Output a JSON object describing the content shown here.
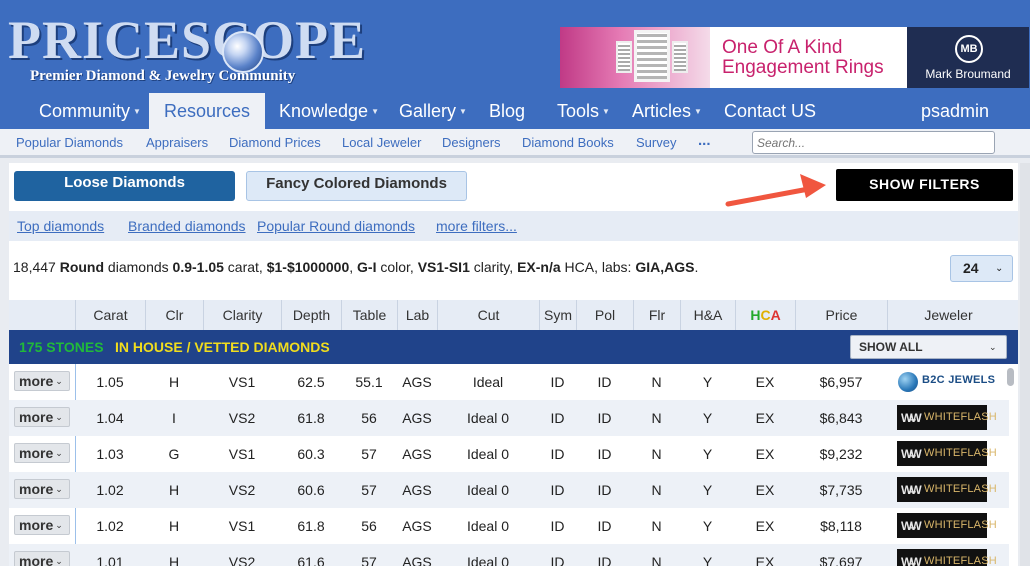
{
  "header": {
    "logo_word": "PRICESCOPE",
    "logo_tagline": "Premier Diamond & Jewelry Community",
    "ad_text": "One Of A Kind Engagement Rings",
    "ad_brand_mark": "MB",
    "ad_brand": "Mark Broumand"
  },
  "nav": {
    "items": [
      "Community",
      "Resources",
      "Knowledge",
      "Gallery",
      "Blog",
      "Tools",
      "Articles",
      "Contact US"
    ],
    "active": "Resources",
    "user": "psadmin"
  },
  "subnav": {
    "items": [
      "Popular Diamonds",
      "Appraisers",
      "Diamond Prices",
      "Local Jeweler",
      "Designers",
      "Diamond Books",
      "Survey"
    ],
    "more": "...",
    "search_placeholder": "Search..."
  },
  "tabs": {
    "loose": "Loose Diamonds",
    "fancy": "Fancy Colored Diamonds",
    "show_filters": "SHOW FILTERS"
  },
  "quick_links": [
    "Top diamonds",
    "Branded diamonds",
    "Popular Round diamonds",
    "more filters..."
  ],
  "summary": {
    "count": "18,447",
    "shape": "Round",
    "carat": "0.9-1.05",
    "price": "$1-$1000000",
    "color": "G-I",
    "clarity": "VS1-SI1",
    "hca": "EX-n/a",
    "labs": "GIA,AGS",
    "t_diamonds": " diamonds ",
    "t_carat": " carat, ",
    "t_color": " color, ",
    "t_clarity": " clarity, ",
    "t_hca": " HCA, labs: ",
    "t_end": "."
  },
  "per_page": "24",
  "table": {
    "columns": [
      "Carat",
      "Clr",
      "Clarity",
      "Depth",
      "Table",
      "Lab",
      "Cut",
      "Sym",
      "Pol",
      "Flr",
      "H&A",
      "HCA",
      "Price",
      "Jeweler"
    ],
    "inhouse_count": "175  STONES",
    "inhouse_label": "IN HOUSE  / VETTED DIAMONDS",
    "show_all": "SHOW ALL",
    "more_label": "more",
    "rows": [
      {
        "carat": "1.05",
        "clr": "H",
        "clarity": "VS1",
        "depth": "62.5",
        "table": "55.1",
        "lab": "AGS",
        "cut": "Ideal",
        "sym": "ID",
        "pol": "ID",
        "flr": "N",
        "ha": "Y",
        "hca": "EX",
        "price": "$6,957",
        "jeweler": "B2C JEWELS",
        "jeweler_type": "b2c"
      },
      {
        "carat": "1.04",
        "clr": "I",
        "clarity": "VS2",
        "depth": "61.8",
        "table": "56",
        "lab": "AGS",
        "cut": "Ideal 0",
        "sym": "ID",
        "pol": "ID",
        "flr": "N",
        "ha": "Y",
        "hca": "EX",
        "price": "$6,843",
        "jeweler": "WHITEFLASH",
        "jeweler_type": "wf"
      },
      {
        "carat": "1.03",
        "clr": "G",
        "clarity": "VS1",
        "depth": "60.3",
        "table": "57",
        "lab": "AGS",
        "cut": "Ideal 0",
        "sym": "ID",
        "pol": "ID",
        "flr": "N",
        "ha": "Y",
        "hca": "EX",
        "price": "$9,232",
        "jeweler": "WHITEFLASH",
        "jeweler_type": "wf"
      },
      {
        "carat": "1.02",
        "clr": "H",
        "clarity": "VS2",
        "depth": "60.6",
        "table": "57",
        "lab": "AGS",
        "cut": "Ideal 0",
        "sym": "ID",
        "pol": "ID",
        "flr": "N",
        "ha": "Y",
        "hca": "EX",
        "price": "$7,735",
        "jeweler": "WHITEFLASH",
        "jeweler_type": "wf"
      },
      {
        "carat": "1.02",
        "clr": "H",
        "clarity": "VS1",
        "depth": "61.8",
        "table": "56",
        "lab": "AGS",
        "cut": "Ideal 0",
        "sym": "ID",
        "pol": "ID",
        "flr": "N",
        "ha": "Y",
        "hca": "EX",
        "price": "$8,118",
        "jeweler": "WHITEFLASH",
        "jeweler_type": "wf"
      },
      {
        "carat": "1.01",
        "clr": "H",
        "clarity": "VS2",
        "depth": "61.6",
        "table": "57",
        "lab": "AGS",
        "cut": "Ideal 0",
        "sym": "ID",
        "pol": "ID",
        "flr": "N",
        "ha": "Y",
        "hca": "EX",
        "price": "$7,697",
        "jeweler": "WHITEFLASH",
        "jeweler_type": "wf"
      }
    ]
  },
  "colors": {
    "brand_blue": "#3d6dbf",
    "banner_navy": "#20438a",
    "count_green": "#21b93a",
    "label_yellow": "#f1dd1d",
    "arrow_red": "#f0563f"
  }
}
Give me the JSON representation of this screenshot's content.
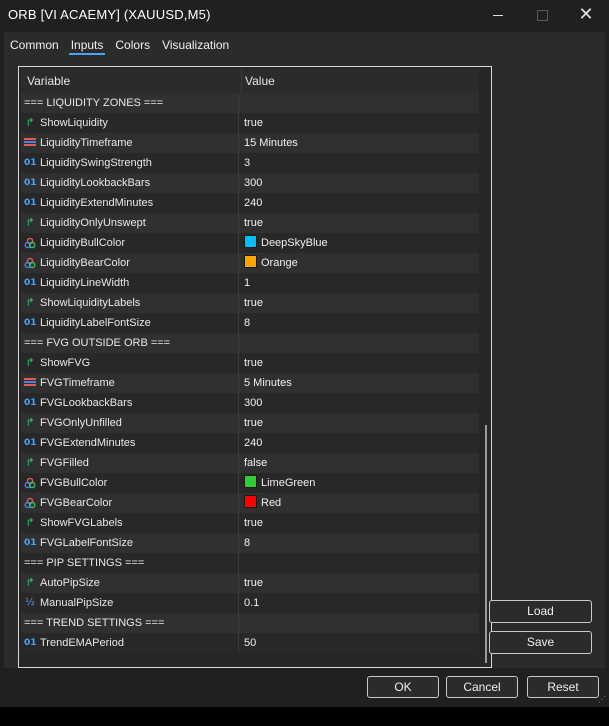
{
  "window": {
    "title": "ORB [VI ACAEMY] (XAUUSD,M5)",
    "minimize_label": "",
    "maximize_label": "",
    "close_label": "✕"
  },
  "tabs": [
    {
      "label": "Common"
    },
    {
      "label": "Inputs",
      "active": true
    },
    {
      "label": "Colors"
    },
    {
      "label": "Visualization"
    }
  ],
  "grid": {
    "header_variable": "Variable",
    "header_value": "Value",
    "rows": [
      {
        "type": "section",
        "name": "=== LIQUIDITY ZONES ===",
        "value": ""
      },
      {
        "type": "bool",
        "name": "ShowLiquidity",
        "value": "true"
      },
      {
        "type": "enum",
        "name": "LiquidityTimeframe",
        "value": "15 Minutes"
      },
      {
        "type": "int",
        "name": "LiquiditySwingStrength",
        "value": "3"
      },
      {
        "type": "int",
        "name": "LiquidityLookbackBars",
        "value": "300"
      },
      {
        "type": "int",
        "name": "LiquidityExtendMinutes",
        "value": "240"
      },
      {
        "type": "bool",
        "name": "LiquidityOnlyUnswept",
        "value": "true"
      },
      {
        "type": "color",
        "name": "LiquidityBullColor",
        "value": "DeepSkyBlue",
        "swatch": "#00bfff"
      },
      {
        "type": "color",
        "name": "LiquidityBearColor",
        "value": "Orange",
        "swatch": "#ffa500"
      },
      {
        "type": "int",
        "name": "LiquidityLineWidth",
        "value": "1"
      },
      {
        "type": "bool",
        "name": "ShowLiquidityLabels",
        "value": "true"
      },
      {
        "type": "int",
        "name": "LiquidityLabelFontSize",
        "value": "8"
      },
      {
        "type": "section",
        "name": "=== FVG OUTSIDE ORB ===",
        "value": ""
      },
      {
        "type": "bool",
        "name": "ShowFVG",
        "value": "true"
      },
      {
        "type": "enum",
        "name": "FVGTimeframe",
        "value": "5 Minutes"
      },
      {
        "type": "int",
        "name": "FVGLookbackBars",
        "value": "300"
      },
      {
        "type": "bool",
        "name": "FVGOnlyUnfilled",
        "value": "true"
      },
      {
        "type": "int",
        "name": "FVGExtendMinutes",
        "value": "240"
      },
      {
        "type": "bool",
        "name": "FVGFilled",
        "value": "false"
      },
      {
        "type": "color",
        "name": "FVGBullColor",
        "value": "LimeGreen",
        "swatch": "#32cd32"
      },
      {
        "type": "color",
        "name": "FVGBearColor",
        "value": "Red",
        "swatch": "#ff0000"
      },
      {
        "type": "bool",
        "name": "ShowFVGLabels",
        "value": "true"
      },
      {
        "type": "int",
        "name": "FVGLabelFontSize",
        "value": "8"
      },
      {
        "type": "section",
        "name": "=== PIP SETTINGS ===",
        "value": ""
      },
      {
        "type": "bool",
        "name": "AutoPipSize",
        "value": "true"
      },
      {
        "type": "double",
        "name": "ManualPipSize",
        "value": "0.1"
      },
      {
        "type": "section",
        "name": "=== TREND SETTINGS ===",
        "value": ""
      },
      {
        "type": "int",
        "name": "TrendEMAPeriod",
        "value": "50"
      }
    ]
  },
  "icons": {
    "bool": "bool-arrow-icon",
    "int": "integer-icon",
    "enum": "enum-icon",
    "color": "color-palette-icon",
    "double": "double-icon"
  },
  "buttons": {
    "load": "Load",
    "save": "Save",
    "ok": "OK",
    "cancel": "Cancel",
    "reset": "Reset"
  }
}
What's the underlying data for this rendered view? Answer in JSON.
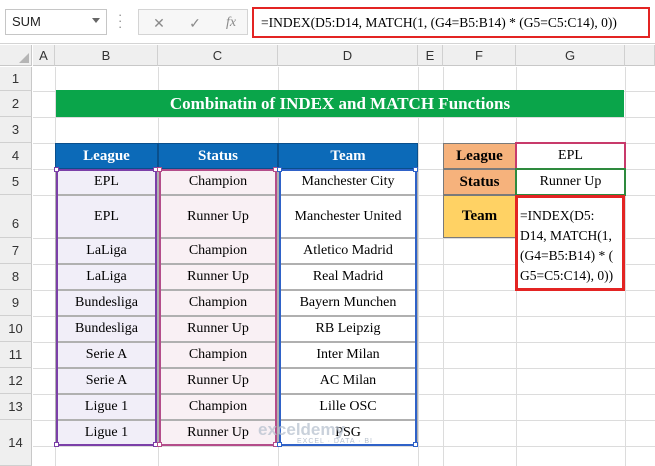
{
  "name_box": "SUM",
  "formula_bar": {
    "cancel_icon": "✕",
    "enter_icon": "✓",
    "fx_icon": "fx",
    "formula": "=INDEX(D5:D14, MATCH(1, (G4=B5:B14) * (G5=C5:C14), 0))"
  },
  "columns": [
    "A",
    "B",
    "C",
    "D",
    "E",
    "F",
    "G"
  ],
  "rows": [
    "1",
    "2",
    "3",
    "4",
    "5",
    "6",
    "7",
    "8",
    "9",
    "10",
    "11",
    "12",
    "13",
    "14"
  ],
  "title": "Combinatin of INDEX and MATCH Functions",
  "table": {
    "headers": [
      "League",
      "Status",
      "Team"
    ],
    "rows": [
      [
        "EPL",
        "Champion",
        "Manchester City"
      ],
      [
        "EPL",
        "Runner Up",
        "Manchester United"
      ],
      [
        "LaLiga",
        "Champion",
        "Atletico Madrid"
      ],
      [
        "LaLiga",
        "Runner Up",
        "Real Madrid"
      ],
      [
        "Bundesliga",
        "Champion",
        "Bayern Munchen"
      ],
      [
        "Bundesliga",
        "Runner Up",
        "RB Leipzig"
      ],
      [
        "Serie A",
        "Champion",
        "Inter Milan"
      ],
      [
        "Serie A",
        "Runner Up",
        "AC Milan"
      ],
      [
        "Ligue 1",
        "Champion",
        "Lille OSC"
      ],
      [
        "Ligue 1",
        "Runner Up",
        "PSG"
      ]
    ]
  },
  "lookup": {
    "league_label": "League",
    "league_value": "EPL",
    "status_label": "Status",
    "status_value": "Runner Up",
    "team_label": "Team",
    "team_formula_lines": [
      "=INDEX(D5:",
      "D14, MATCH(1,",
      "(G4=B5:B14) * (",
      "G5=C5:C14), 0))"
    ]
  },
  "watermark": {
    "name": "exceldemy",
    "tagline": "EXCEL · DATA · BI"
  },
  "colors": {
    "title_bg": "#0aa54a",
    "header_bg": "#0c6ab8",
    "label_bg": "#f6b27c",
    "team_label_bg": "#ffd264",
    "edit_border": "#e32423",
    "ref_b": "#7b3fa8",
    "ref_c": "#b44d8a",
    "ref_d": "#2f62c8",
    "ref_g4": "#c83a6b",
    "ref_g5": "#2e8a3e"
  }
}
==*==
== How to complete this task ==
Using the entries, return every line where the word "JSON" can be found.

== Expected output ==
Output a JSON object describing the content shown here.
Give me the JSON representation of this screenshot's content.
What's the underlying data for this rendered view? Answer in JSON.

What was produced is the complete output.